After calculating dip fields from all migrated shots, panels for dominant dip analysis were generated in
The next step (step 107) is to extract the event with the dominant dip.
The foregoing application is directed to particular embodiments of the present invention for the purpose of illustrating it. It will be apparent, however, to one skilled in the art, that many modifications and variations to the embodiments described herein are possible. All such modifications and variations are intended to be within the scope of the present invention, as defined in the appended claims.
Matson, K. H., Cloppard, J., and Cattermole, P, “Signal enhancement using diversity shot stacking for reverse time migration (DeSSeRT),” 82th Annual International Meeting, SEG, Expanded Abstracts (2012).
Compton S. and Stork C., “3D nonlinear stack enhancement: Correlation based staking),” 82th Annual International Meeting, SEG, Expanded Abstracts (2012).
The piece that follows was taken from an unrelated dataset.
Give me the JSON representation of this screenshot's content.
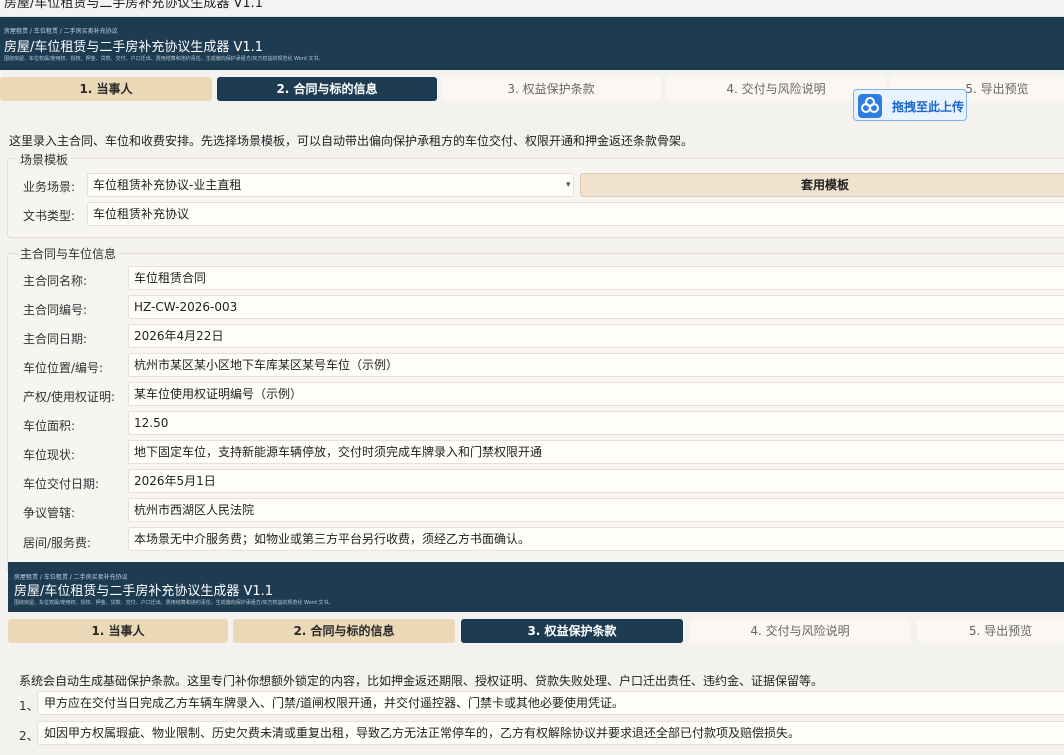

Vyas, M. and Sharma, Arvind, “Optimal Stacking,” 82th Annual International Meeting, SEG, Expanded Abstracts (2012).
Whiteside, W., Yeh, A., and Wang, B., “Directional imaging stack (DIS) for shot based pre-stack depth migration,” 82th Annual International Meeting, SEG, Expanded Abstracts (2012).
1. A computer-implemented method for an optimal stacking procedure to remove noise and enhance signals in 2D or 3D seismic images, comprising: wherein at least (b), (d) and (e) are performed using a computer.
- (a) obtaining two or more migrated seismic shot images to be stacked to generate a subsurface image;
- (b) calculating dip information of seismic events at each image point in each seismic shot image, said dip information comprising dip for a 2-D image or dip and azimuth for a 3-D image;
- (c) estimating dominant dips of seismic events at each image point, using the calculated dip information;
- (d) extracting a dominant event at each image point from each seismic shot image; and
- (e) stacking the extracted event from (d) at each image point from each seismic shot image;
2. The method of claim 1, wherein the dominant event extracted in (d) is an accumulated, i.e. stacked or summed, image from shots having most likely dip, or dip and azimuth.
3. The method of claim 2, further comprising checking the stacked image from (e) for presence of detail or lack of noise or both, and, if unacceptable, repeating (d)-(e) at least once wherein, in (d), a next most dominant event is also extracted.
4. The method of claim 1, wherein the dominant event to be extracted in (d) is determined based on most likely dip, or dip and azimuth, for all shots, and the extraction of the dominant event from each seismic shot image leaves a residual image.
5. The method of claim 4, further comprising checking the stacked image from (e) for presence of detail or lack of noise or both, and, if unacceptable, repeating steps (b)-(e) at least once, wherein residual images generated in (d) are used as input for (b) and extracted events from each iteration are accumulated.
6. The method of claim 1, further comprising using the stacked image from (e) to prospect for hydrocarbons.
7. The method of claim 1, wherein estimating dominant dips in (c) comprises using one or more of amplitudes of seismic images, dip information, illumination, reference dip, geologically interpreted horizons, and statistical information.
8. The method of claim 1, wherein conflicting events at an image point are resolved by extracting at least two dominant events in (d).
9. The method of claim 1 where levels of the extraction of a dominant event vary spatially to produce a geologically meaningful stack image.
10. The method of claim 1, wherein the extracting of the dominant event in (d) is performed using plane wave destructor or local dip filtering techniques.
11. The method of claim 1, wherein, in (d), seismic images with a dominant dip, or dip and azimuth, are selected using a dip window, or a dip and azimuth window, with taper at the window's edges, where the dominant dip, or dip and azimuth, are identified as being at the center of the window.
12. The method of claim 1, further comprising using the method to stack migrated images in a migration technique to produce a final subsurface image, or using the method in computing gradient of a cost function in full wavefield inversion to infer a subsurface material property from seismic data.
International Classification: G01V 1/36 (20060101); G01V 1/34 (20060101);